Toto plays a key role in The Wizard of Oz. L. Frank Baum emphasizes the dreariness of Dorothy's life in Kansas and describes Toto as the only thing that brings her joy. Toto is the focus of the conflict between Dorothy and Miss Gulch and the reason Dorothy is caught in the storm that takes her to Oz. In Oz, Toto is the one who reveals the Wizard of Oz to be a fraud, but he also causes Dorothy to miss her return balloon flight.

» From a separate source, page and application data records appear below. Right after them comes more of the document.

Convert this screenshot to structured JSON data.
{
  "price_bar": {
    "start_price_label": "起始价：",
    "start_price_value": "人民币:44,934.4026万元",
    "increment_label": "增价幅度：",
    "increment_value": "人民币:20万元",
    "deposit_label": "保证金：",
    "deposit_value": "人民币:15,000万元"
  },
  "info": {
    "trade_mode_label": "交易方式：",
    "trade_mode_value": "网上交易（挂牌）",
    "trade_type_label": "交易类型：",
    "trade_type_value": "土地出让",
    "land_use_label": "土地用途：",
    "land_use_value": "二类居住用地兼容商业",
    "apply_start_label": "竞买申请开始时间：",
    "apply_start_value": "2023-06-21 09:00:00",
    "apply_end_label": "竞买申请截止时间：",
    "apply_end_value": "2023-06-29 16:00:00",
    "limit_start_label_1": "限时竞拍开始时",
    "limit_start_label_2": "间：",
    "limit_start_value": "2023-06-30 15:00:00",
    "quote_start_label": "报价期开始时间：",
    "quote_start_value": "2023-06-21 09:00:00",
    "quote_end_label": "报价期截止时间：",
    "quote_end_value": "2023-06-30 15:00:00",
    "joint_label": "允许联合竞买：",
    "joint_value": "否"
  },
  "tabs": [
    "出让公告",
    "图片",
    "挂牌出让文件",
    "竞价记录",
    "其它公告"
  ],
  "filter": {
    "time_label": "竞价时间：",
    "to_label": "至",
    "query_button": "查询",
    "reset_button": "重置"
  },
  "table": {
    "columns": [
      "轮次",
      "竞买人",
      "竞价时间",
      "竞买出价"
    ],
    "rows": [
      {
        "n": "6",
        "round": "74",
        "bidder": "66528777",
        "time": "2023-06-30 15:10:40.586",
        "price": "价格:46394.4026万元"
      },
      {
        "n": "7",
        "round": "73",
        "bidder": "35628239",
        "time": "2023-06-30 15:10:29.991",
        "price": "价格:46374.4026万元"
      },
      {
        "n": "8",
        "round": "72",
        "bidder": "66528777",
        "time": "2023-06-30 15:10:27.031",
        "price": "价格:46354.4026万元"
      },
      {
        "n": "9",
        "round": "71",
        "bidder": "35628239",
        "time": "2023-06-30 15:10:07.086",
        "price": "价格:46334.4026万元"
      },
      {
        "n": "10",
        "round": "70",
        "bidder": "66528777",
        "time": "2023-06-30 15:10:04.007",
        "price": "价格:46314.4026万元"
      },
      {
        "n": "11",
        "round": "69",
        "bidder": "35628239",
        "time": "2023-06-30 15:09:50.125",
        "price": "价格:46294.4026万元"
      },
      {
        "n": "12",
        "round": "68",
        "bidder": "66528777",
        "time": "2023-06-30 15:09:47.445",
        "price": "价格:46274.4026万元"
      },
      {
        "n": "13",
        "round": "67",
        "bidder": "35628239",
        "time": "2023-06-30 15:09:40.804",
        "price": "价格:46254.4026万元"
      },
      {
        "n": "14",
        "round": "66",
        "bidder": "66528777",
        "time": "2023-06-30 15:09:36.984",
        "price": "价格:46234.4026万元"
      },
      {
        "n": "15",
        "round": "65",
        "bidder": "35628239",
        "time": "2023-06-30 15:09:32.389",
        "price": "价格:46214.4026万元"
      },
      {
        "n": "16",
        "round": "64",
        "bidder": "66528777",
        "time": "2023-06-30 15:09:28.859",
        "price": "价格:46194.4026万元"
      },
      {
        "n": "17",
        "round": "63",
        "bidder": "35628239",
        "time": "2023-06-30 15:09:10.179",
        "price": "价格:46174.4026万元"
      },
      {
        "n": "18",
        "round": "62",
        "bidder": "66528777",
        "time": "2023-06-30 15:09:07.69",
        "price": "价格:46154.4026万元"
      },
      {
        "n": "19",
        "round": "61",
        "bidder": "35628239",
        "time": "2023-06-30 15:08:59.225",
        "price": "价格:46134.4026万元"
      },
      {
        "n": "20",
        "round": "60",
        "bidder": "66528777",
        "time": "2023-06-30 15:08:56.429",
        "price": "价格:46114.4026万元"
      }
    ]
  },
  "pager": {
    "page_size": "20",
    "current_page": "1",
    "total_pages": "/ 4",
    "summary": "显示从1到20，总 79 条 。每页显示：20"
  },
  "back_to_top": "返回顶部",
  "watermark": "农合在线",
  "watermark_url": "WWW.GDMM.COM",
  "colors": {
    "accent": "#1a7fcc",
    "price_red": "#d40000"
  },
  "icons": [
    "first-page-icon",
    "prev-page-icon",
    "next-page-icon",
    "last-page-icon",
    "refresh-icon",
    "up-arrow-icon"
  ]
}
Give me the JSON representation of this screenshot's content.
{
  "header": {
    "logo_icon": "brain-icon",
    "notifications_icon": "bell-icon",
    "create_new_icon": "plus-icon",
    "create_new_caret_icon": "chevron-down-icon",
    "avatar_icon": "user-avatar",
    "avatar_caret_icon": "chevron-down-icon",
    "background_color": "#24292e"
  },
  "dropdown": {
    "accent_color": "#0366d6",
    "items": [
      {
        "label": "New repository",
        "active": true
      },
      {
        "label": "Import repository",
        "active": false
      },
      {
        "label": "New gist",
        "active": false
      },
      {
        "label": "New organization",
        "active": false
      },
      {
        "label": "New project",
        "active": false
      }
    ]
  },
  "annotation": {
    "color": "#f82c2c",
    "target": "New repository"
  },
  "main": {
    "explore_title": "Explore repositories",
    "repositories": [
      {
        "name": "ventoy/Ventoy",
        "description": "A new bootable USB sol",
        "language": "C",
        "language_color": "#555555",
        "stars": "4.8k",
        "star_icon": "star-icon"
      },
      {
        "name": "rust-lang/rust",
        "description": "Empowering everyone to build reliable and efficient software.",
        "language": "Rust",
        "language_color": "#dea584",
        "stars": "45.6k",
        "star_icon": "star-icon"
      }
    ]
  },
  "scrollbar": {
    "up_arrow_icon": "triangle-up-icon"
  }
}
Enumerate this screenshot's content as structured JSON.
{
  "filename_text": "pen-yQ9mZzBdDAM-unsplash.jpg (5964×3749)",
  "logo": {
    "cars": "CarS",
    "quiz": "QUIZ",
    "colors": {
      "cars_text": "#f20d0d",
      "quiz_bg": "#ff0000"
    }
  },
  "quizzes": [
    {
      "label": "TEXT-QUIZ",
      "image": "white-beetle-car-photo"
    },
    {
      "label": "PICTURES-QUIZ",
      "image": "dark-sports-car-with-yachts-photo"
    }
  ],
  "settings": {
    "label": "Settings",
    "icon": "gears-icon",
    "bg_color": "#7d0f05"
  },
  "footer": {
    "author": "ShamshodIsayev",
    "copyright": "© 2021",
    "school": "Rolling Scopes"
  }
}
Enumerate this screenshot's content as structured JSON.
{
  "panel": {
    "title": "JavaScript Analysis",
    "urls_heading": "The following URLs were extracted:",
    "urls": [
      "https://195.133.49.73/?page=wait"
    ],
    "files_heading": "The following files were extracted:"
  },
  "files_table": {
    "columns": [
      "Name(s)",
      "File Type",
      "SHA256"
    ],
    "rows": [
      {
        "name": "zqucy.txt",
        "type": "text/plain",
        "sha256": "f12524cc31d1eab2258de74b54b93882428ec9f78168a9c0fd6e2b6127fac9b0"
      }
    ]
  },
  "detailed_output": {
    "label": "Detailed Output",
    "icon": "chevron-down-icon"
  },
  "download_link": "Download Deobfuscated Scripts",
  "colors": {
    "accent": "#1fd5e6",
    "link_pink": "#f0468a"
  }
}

Given the prominent role Toto plays in the story, it is surprising that Henry Littlefield does not include Toto in his analysis of the parallels between the Populist movement and The Wonderful Wizard of Oz. Littlefield makes only one passing reference to Dorothy's dog in his article "The Wizard of Oz: Parable on Populism".  In his 1971 book The Winning of the Midwest, Richard Jensen filled that void by pointing out that the name Toto was likely a reference to prohibitionists (that is, "teetotalers") who were important allies of the Populists in the free silver coalition.  Michael Patrick Hearn, who argues that Baum did not intend to write a Populist allegory, points out that people on the Great Plains often had pets for companions. Toto was a popular name for dogs in the 19th century and was also a popular nickname for young boys in France at that time. 
Most of the spiritual interpretations of The Wizard of Oz see Toto only in terms of his relationship to Dorothy. In his Zen Buddhist interpretation of The Wizard of Oz, Joey Green points out that Toto is the only one who loves Dorothy unconditionally, but Dorothy invites trouble by allowing Toto to run through Miss Gulch's garden in an effort to get Aunt Em and Uncle Henry to take notice of her. Darren John Main in his New Age interpretation of The Wizard of Oz argues that Toto is an extension of Dorothy's character. Toto represents the creative part of the soul that may lead us into trouble but also uncovers important lessons. As he puts it, "Toto has one major function—to rock Dorothy's world."  In his Christian interpretation, Samuel Bousky suggests that Toto represents something more profound. He argues that Dorothy represents the spirit of humankind while Toto represents the physical body. Toto comes from the Latin Totum, which means whole. Together these two characters represent the whole of humanity. 
Hearn speculates that Baum intended for Toto to be a mongrel. W.W. Denslow, the original illustrator for The Wonderful Wizard of Oz, drew Toto as a terrier. When casting the 1939 movie, MGM took pains to find a dog that looked like Denslow's drawings. A cairn terrier named Terry was chosen to play the part of Toto.  And if you think Toto was universally loved, think again. In his book on The Wizard of Oz Salman Rushdie confesses, "I couldn't stand Toto. I still can't." He refers to Toto as "that yapping hairpiece of a creature, that meddlesome rug! (I should point out that I felt this way about Toto even when I still had hair of my own.)"